Behaviour at schools within the Dove Academy Trust should reflect the values we place in encouraging learning and co-operation in a civilized society. It should also reflect the Christian character of the schools. Other school policies linked to this are Anti-Bullying Policy, Safeguarding Policy, SEND Policy
Statement about Behaviour in School
We strongly believe that we have a positive first approach to managing school behaviour. We encourage children to reflect on their own actions and recognise that there are consequences to not following rules. We use a system called "Good to be Green" that we have adapted and changed significantly to best suit the needs of the children in our care. Each child is given the daily chance to be the best they can be and earn Good to be Green points that earn them a reward activity at the end of the half term. We make sure that our reward activities are something that the children want to take part in and we've offered some great experiences to the children that earned enough points:
For children with exemplary behaviour, we enter these children into a special prize draw where they have the opportunity to win a visit to Nandos (special thanks to Darlington Nandos for supporting our school with their generous donations).
To maintain a caring, listening school where relationships are built on mutual respect and trust. The development of positive self-esteem is valued as key to providing a happy, successful learning environment.
‘Let us run with perseverance the race marked out for us, fixing our eyes on Jesus’ Hebrews 12: 1b-2a
This Behaviour Policy meets the requirements of the Public Sector Equality Duty (PSED) by including the actions taken to penalise bullying that is inflicted on the grounds of race, gender, disability and other characteristics (such as sexual orientation) and it does not include rules, penalties or punishments that would disproportionately affect a particular group
Records of behaviour incidents are regularly monitored to identify if there are any patterns that suggest the Behaviour Policy unintentionally discriminates against a certain group.

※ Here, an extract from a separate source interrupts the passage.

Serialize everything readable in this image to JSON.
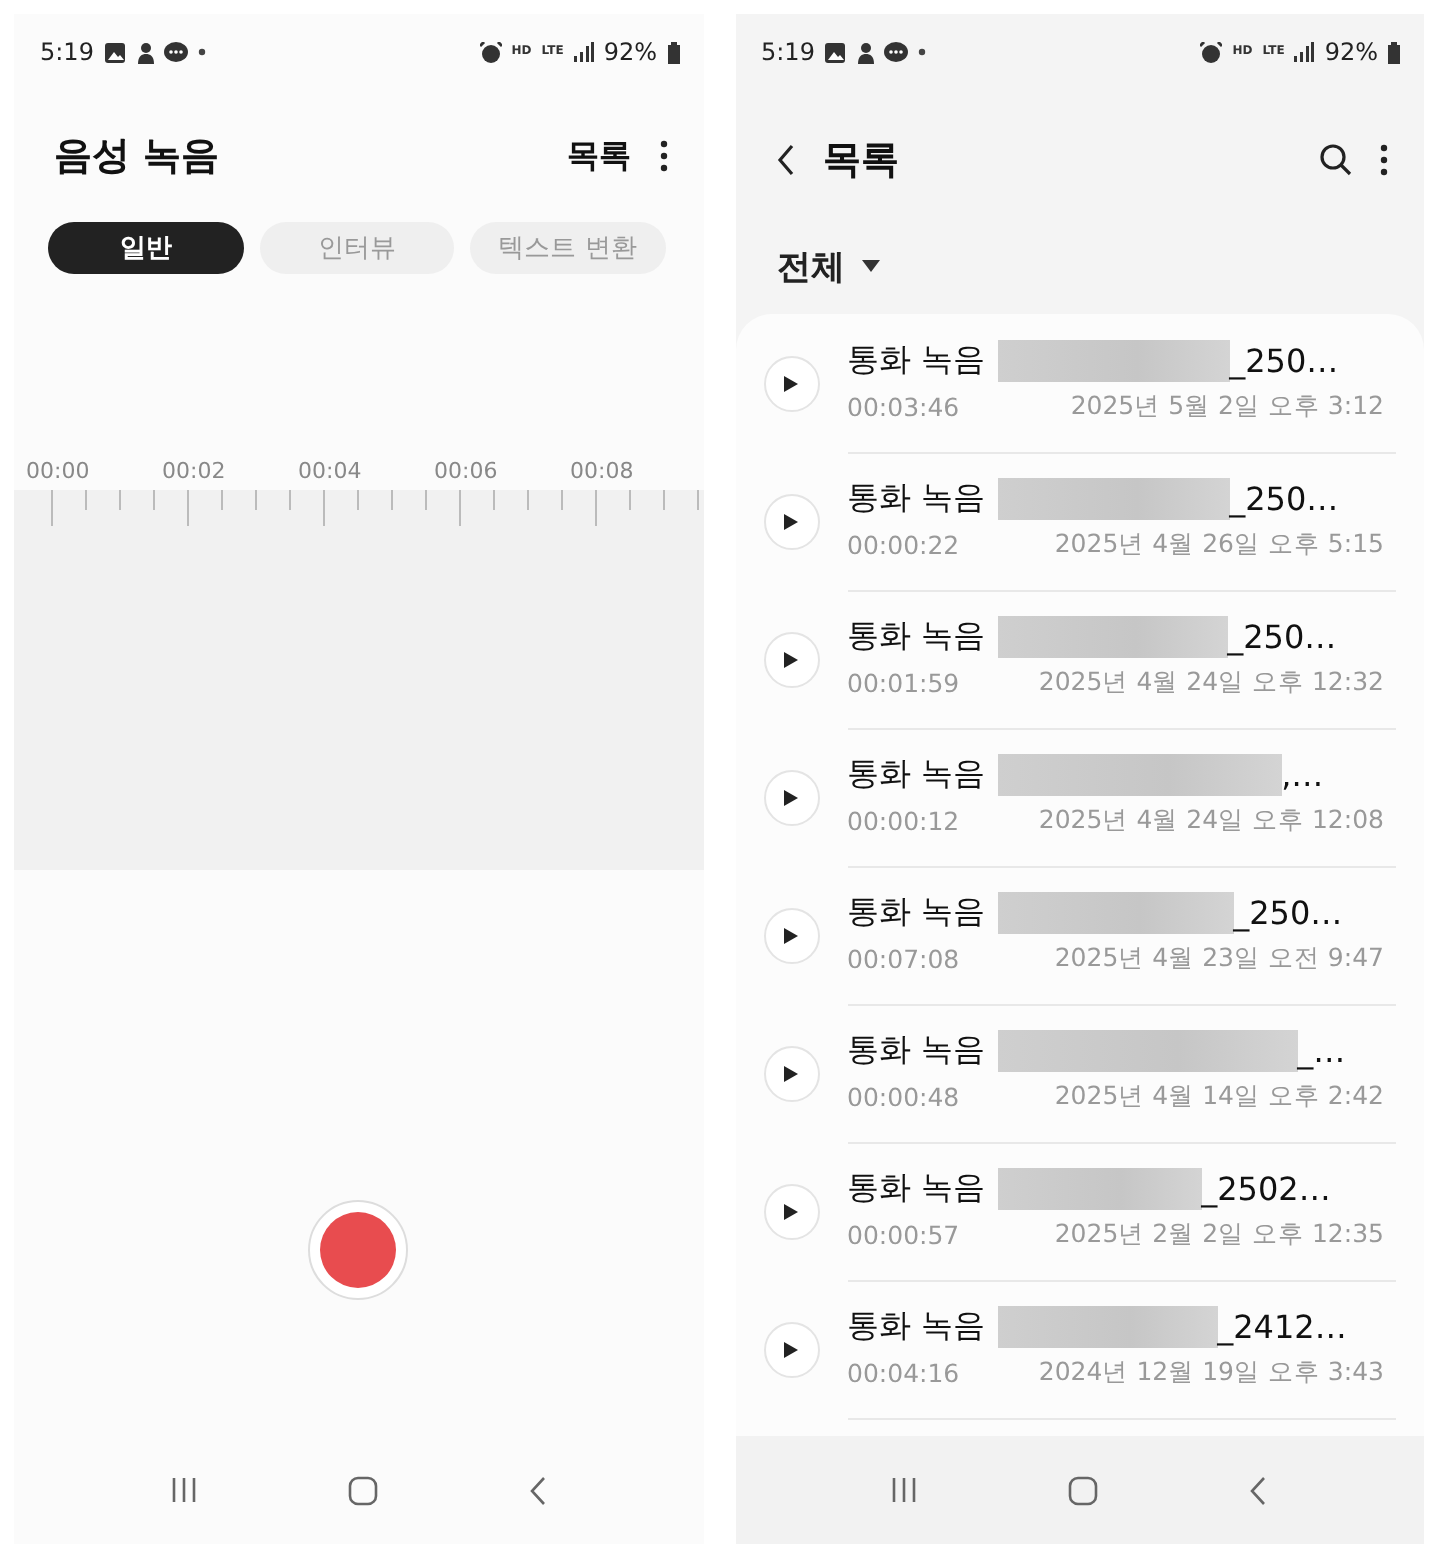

If the school finds that a particular group of pupils, for example those with special educational needs, is more affected by the policy than other groups, the policy will be reviewed.
Exclusion is seen as a last resort; after all other attempts to modify behaviour have failed.
Exclusion serves several purposes, including;
· To act as a punishment and reinforce, in the mind of the child, the seriousness of the behaviour;
· To maintain high standards of behaviour in school;
· To secure the well-being and entitlement of other children and staff in school.
The exclusion flowchart (included as part of the behaviour policy) will be used should the Executive Headteacher consider excluding a child.
The Use of Reasonable Force
School staff have a legal power to use reasonable force in order to prevent injury, damage to property or disorder. In schools this is likely to be either to control or to restrain and ranges from guiding a child to safety through to more extreme circumstance such as breaking up a fight or where a child needs to be restrained to prevent violence or injury.
Reasonable force is defined as using no more force than is needed. The decision on whether or not to physically intervene is down to the professional judgement of the member of staff concerned and always depends on individual circumstances. Lawful use of the power to use force will provide a defence to any related criminal prosecution or other legal action.
- Any use of reasonable force depends not only on individual circumstances but also on information and understanding of the needs of the child concerned which may include adjustments for children with special educational needs or disability.
- Staff receive Team Teach training which covers de-escalation and positive handling strategies.
- All incidents where positive handling strategies have been used are logged on CPOMS and discussed with the Executive Headteacher.
- It is unlawful to use force as a punishment.
- It is not unlawful to touch a child. Physical contact can be proper and necessary for example holding a child’s hand, comforting a distressed child, when giving praise or congratulation, to demonstrate the use of equipment or exercise and techniques in PE, when giving first aid.